This past summer, I visited the Musée des Arts et Métiers in Paris for the first (but oh my god not the last) time. It was incredible from top to bottom, I spent hours there and could have easily spent many more, and I can’t wait to go back.
The collection is a repository of industrial inventions and scientific instruments. Lavoisier’s actual lab equipment, Pascal’s actual calculators, and Foucault’s actual pendulum are just right there hanging out. How have I not heard of this place until now?!
The top floor is a collection of antique scientific instruments – completely breathtaking and worth the price of admission all by itself. One of the exhibits that particularly captivated me was a collection of models made by Théodore Olivier. In the mid-1800’s he made a series of models using string to illustrate various geometric concepts in 3D. There are a bunch of them and they are gorgeous:
I was so inspired by them – I was dying to get behind the glass and turn the knobs and play with them. And open that wooden box and see what’s inside! I knew intellectually that each of those red strings was a perfectly straight line running from the upper circle to the lower one, but seeing the beautiful curves that they made in aggregate made me want to make a model myself so I could really really believe it. I didn’t have the time, tools, or skills to duplicate this with the brass fittings, but the dovetail construction on the box gave me an idea for cutting out something similar with a laser cutter and make my own mini-version.
Step one, design the parts and cut them out with with the laser (at TechShop – one of the best places in the city – go check it out!).
Having very little box-making experience, my first attempt was diagonally challenged:

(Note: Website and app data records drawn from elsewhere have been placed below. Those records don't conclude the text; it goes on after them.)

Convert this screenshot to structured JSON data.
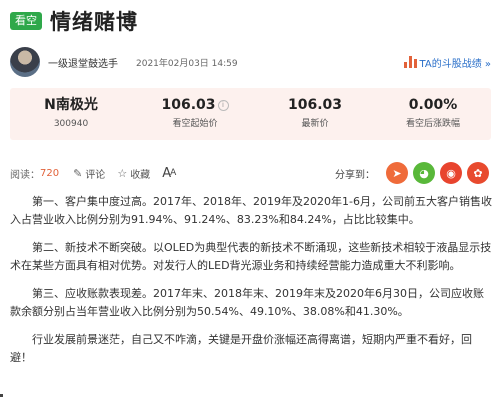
{
  "header": {
    "tag": "看空",
    "title": "情绪赌博"
  },
  "author": {
    "name": "一级退堂鼓选手",
    "date": "2021年02月03日 14:59",
    "ta_link": "TA的斗股战绩 »"
  },
  "stock": {
    "name": "N南极光",
    "code": "300940",
    "start_price": "106.03",
    "start_price_label": "看空起始价",
    "latest_price": "106.03",
    "latest_price_label": "最新价",
    "change": "0.00%",
    "change_label": "看空后涨跌幅"
  },
  "actions": {
    "read_label": "阅读：",
    "read_count": "720",
    "comment_label": "评论",
    "favorite_label": "收藏",
    "font_label": "A",
    "font_small": "A",
    "share_label": "分享到："
  },
  "share_buttons": [
    {
      "name": "share-telegram-icon",
      "glyph": "➤",
      "color": "#ef6b3a"
    },
    {
      "name": "share-wechat-icon",
      "glyph": "◕",
      "color": "#59b83a"
    },
    {
      "name": "share-weibo-icon",
      "glyph": "◉",
      "color": "#e8442e"
    },
    {
      "name": "share-qq-icon",
      "glyph": "✿",
      "color": "#e84a2e"
    }
  ],
  "article": {
    "p1": "第一、客户集中度过高。2017年、2018年、2019年及2020年1-6月，公司前五大客户销售收入占营业收入比例分别为91.94%、91.24%、83.23%和84.24%，占比比较集中。",
    "p2": "第二、新技术不断突破。以OLED为典型代表的新技术不断涌现，这些新技术相较于液晶显示技术在某些方面具有相对优势。对发行人的LED背光源业务和持续经营能力造成重大不利影响。",
    "p3": "第三、应收账款表现差。2017年末、2018年末、2019年末及2020年6月30日，公司应收账款余额分别占当年营业收入比例分别为50.54%、49.10%、38.08%和41.30%。",
    "p4": "行业发展前景迷茫，自己又不咋滴，关键是开盘价涨幅还高得离谱，短期内严重不看好，回避！"
  }
}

But after two more tries, I came up with a simple design that would support itself at right angles:
The shape was solid, but the burnt edges from the laser were distracting. So I spray painted the whole thing. Gold, because I had some.

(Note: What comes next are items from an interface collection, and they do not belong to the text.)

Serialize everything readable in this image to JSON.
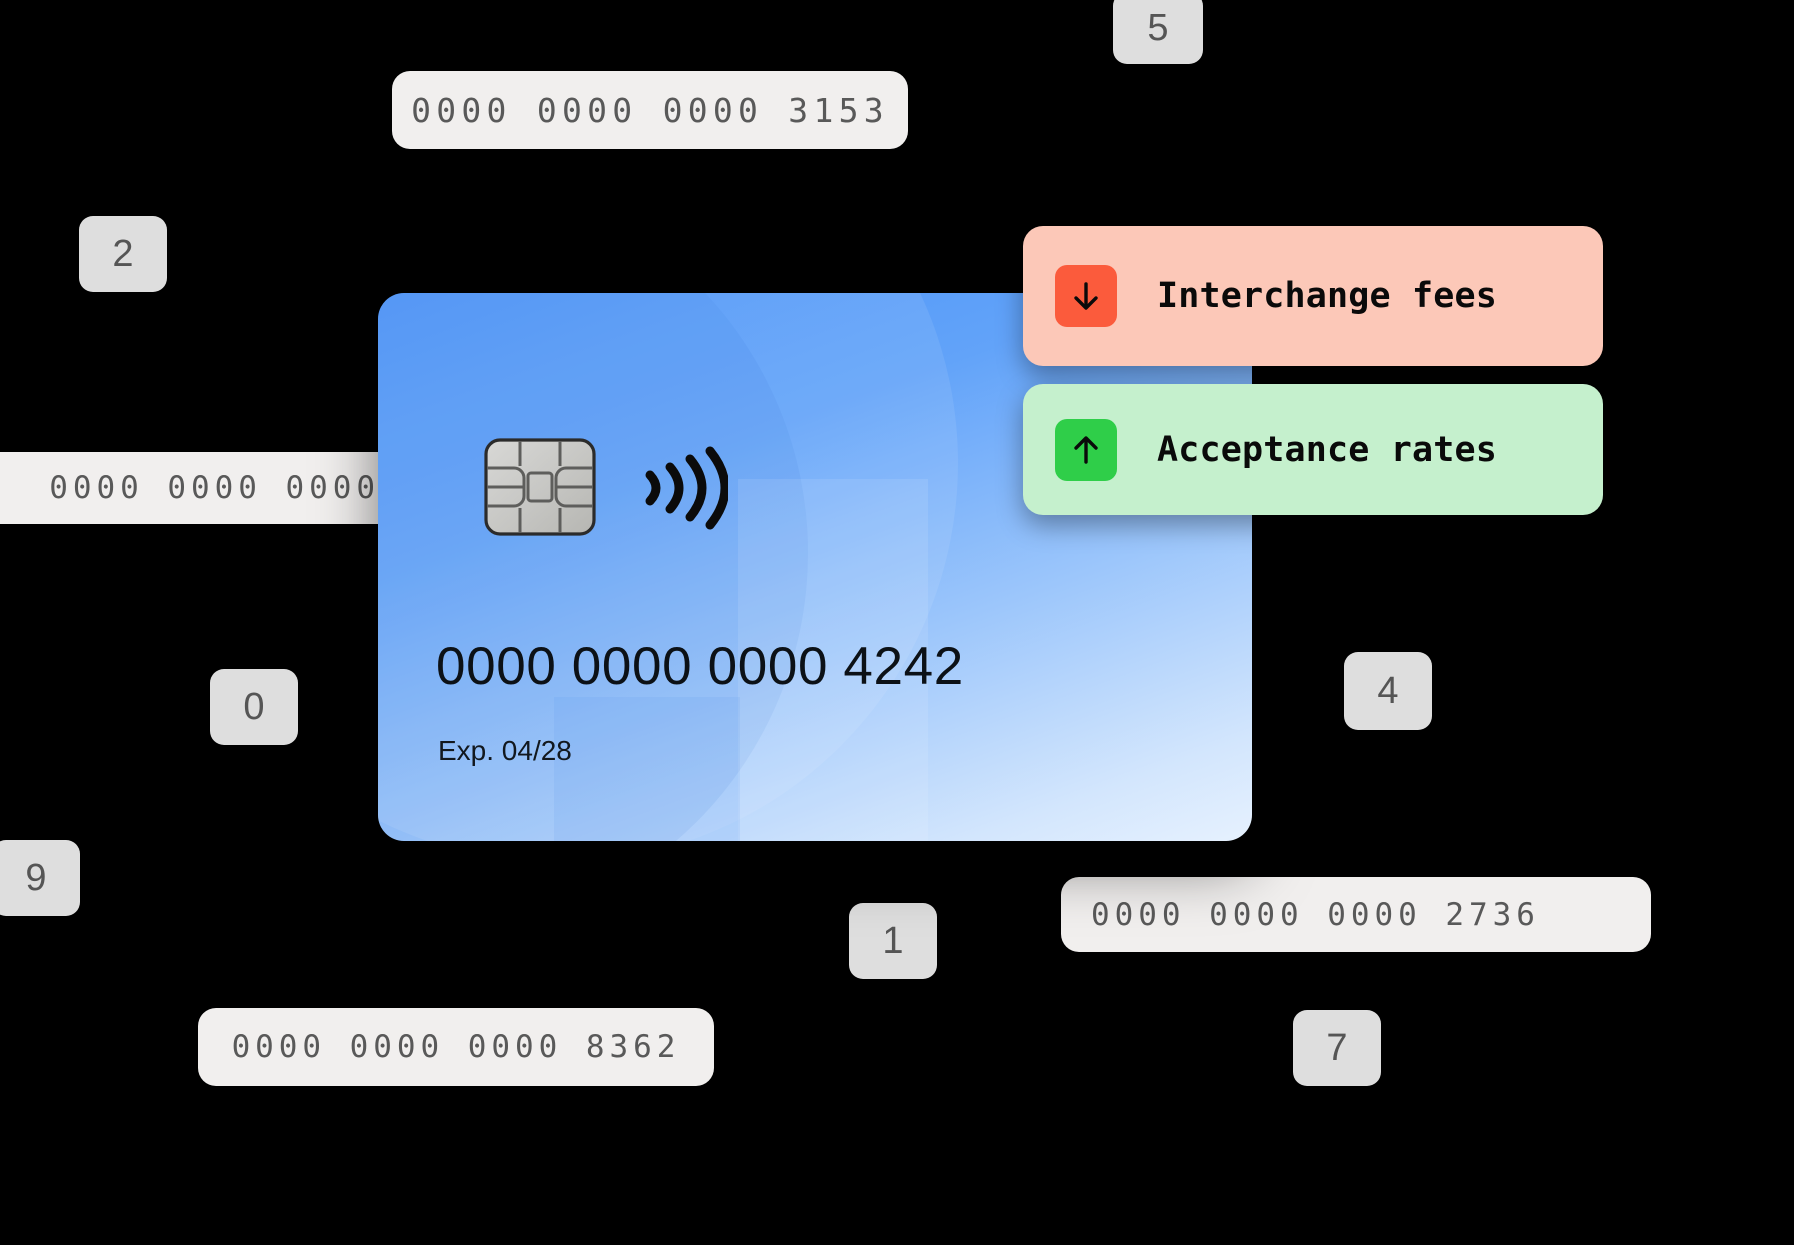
{
  "background_color": "#000000",
  "card": {
    "number": "0000 0000 0000 4242",
    "expiry_label": "Exp. 04/28",
    "chip_icon": "emv-chip-icon",
    "contactless_icon": "contactless-wave-icon",
    "gradient_from": "#4a93f8",
    "gradient_to": "#e6f1fe"
  },
  "badges": [
    {
      "label": "Interchange fees",
      "icon": "arrow-down-icon",
      "background": "#fcc8b8",
      "icon_background": "#fb5b3c",
      "icon_glyph": "↓"
    },
    {
      "label": "Acceptance rates",
      "icon": "arrow-up-icon",
      "background": "#c5f0cd",
      "icon_background": "#2fce49",
      "icon_glyph": "↑"
    }
  ],
  "number_pills": [
    {
      "text": "0000 0000 0000 3153",
      "id": "pill-top"
    },
    {
      "text": "0000 0000 0000",
      "id": "pill-left"
    },
    {
      "text": "0000 0000 0000 2736",
      "id": "pill-bottom-right"
    },
    {
      "text": "0000 0000 0000 8362",
      "id": "pill-bottom-left"
    }
  ],
  "digit_tiles": [
    {
      "digit": "5",
      "id": "tile-5"
    },
    {
      "digit": "2",
      "id": "tile-2"
    },
    {
      "digit": "0",
      "id": "tile-0"
    },
    {
      "digit": "4",
      "id": "tile-4"
    },
    {
      "digit": "9",
      "id": "tile-9"
    },
    {
      "digit": "1",
      "id": "tile-1"
    },
    {
      "digit": "7",
      "id": "tile-7"
    }
  ],
  "colors": {
    "pill_background": "#f1efee",
    "pill_text": "#595959",
    "tile_background": "#dedede",
    "tile_text": "#555555"
  }
}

Finally time for some string! Now I could really see each string going in as a perfectly straight line. It was great to see the curves forming as I made my way around the circle.
Once I had gone all the way around, I had a passable version of Olivier’s model:
There were 24 holes around the circle. I’m not sure why I picked 24 except that I had a vague notion that the 12 hours on a clock face wouldn’t be enough to really describe the shape, and 30 was too many for the small-scale model I was building.
I played a bit with the number of holes to offset the string as I went from top to bottom. If I had run the string vertically, I would have ended up with a simple cylinder (see Olivier’s original model above) and going directly across (12 steps) from the originating hole would cross directly over the center of the model and would have given the silhouette more of an “X” shape than the cool curved “waist” I was after. I ended up offsetting each string 9 holes from top to bottom.
Seen from the top, there’s a perfect circle in the middle:
I was really happy with the result and it made me want to make more of them. Olivier made tons and they are so beautiful – check out some images here. I’d like to try some more at a larger scale and maybe even add some moving parts so you can change some of the parameters of the shapes as you’re looking at it.
Okay everyone – go make something!